The code is written so that pushing the momentary push button will cycle through modes in the following order: saber on, saber off, party mode, saber off. The code has a sinusoidal power on and off animation, and the party modes are a fun way to do something different with your saber. (These were a HUGE hit at the Halloween party I made the Kylo saber for.)
One thing that was surprisingly tricky about this build was getting all the electronics (arduino, wires, button, etc) inside the hilt. It is way easier to show and explain than put in writing. Watch the video starting here for a full explanation and walk-through of the assembly process.
One note on SOUND. Saber sounds are cool, for sure. (Heck, I added them in the video for this reason.) However, most environments where you'll actually use a saber (halloween parties, etc.) are noisy so you won't hear a little speaker in the hilt. Since adding sound also requires adding motion sensors, it greatly complicates the build, so I decided to leave them out for now.

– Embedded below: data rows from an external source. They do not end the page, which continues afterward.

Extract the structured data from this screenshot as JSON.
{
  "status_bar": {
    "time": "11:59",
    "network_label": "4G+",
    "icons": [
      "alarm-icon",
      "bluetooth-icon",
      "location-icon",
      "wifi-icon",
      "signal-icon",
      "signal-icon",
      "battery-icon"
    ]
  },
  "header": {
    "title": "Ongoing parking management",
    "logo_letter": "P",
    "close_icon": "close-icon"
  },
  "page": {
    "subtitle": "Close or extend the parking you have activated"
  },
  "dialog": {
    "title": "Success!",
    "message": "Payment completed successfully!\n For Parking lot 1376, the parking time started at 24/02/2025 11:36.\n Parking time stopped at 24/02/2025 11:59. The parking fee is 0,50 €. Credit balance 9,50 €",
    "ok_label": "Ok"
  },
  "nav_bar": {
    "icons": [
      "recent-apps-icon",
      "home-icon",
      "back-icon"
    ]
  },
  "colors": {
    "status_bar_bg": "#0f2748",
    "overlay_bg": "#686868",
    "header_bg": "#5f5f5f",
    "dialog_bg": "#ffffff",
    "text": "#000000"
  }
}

It also increases the cost because you need a $20 Teensy instead of a $2 Arduino nano (as I understand it). I would love to see someone add sound with an Arduino, if that is possible.
Once it is assembled you are ready to fire it up and have a good time! Kylo sure did when he picked it up (again, its worth watching the end of the video for his reaction :)
Hope this was helpful, and would love to see what kind of sabers others create using this type of hilt and/or this code.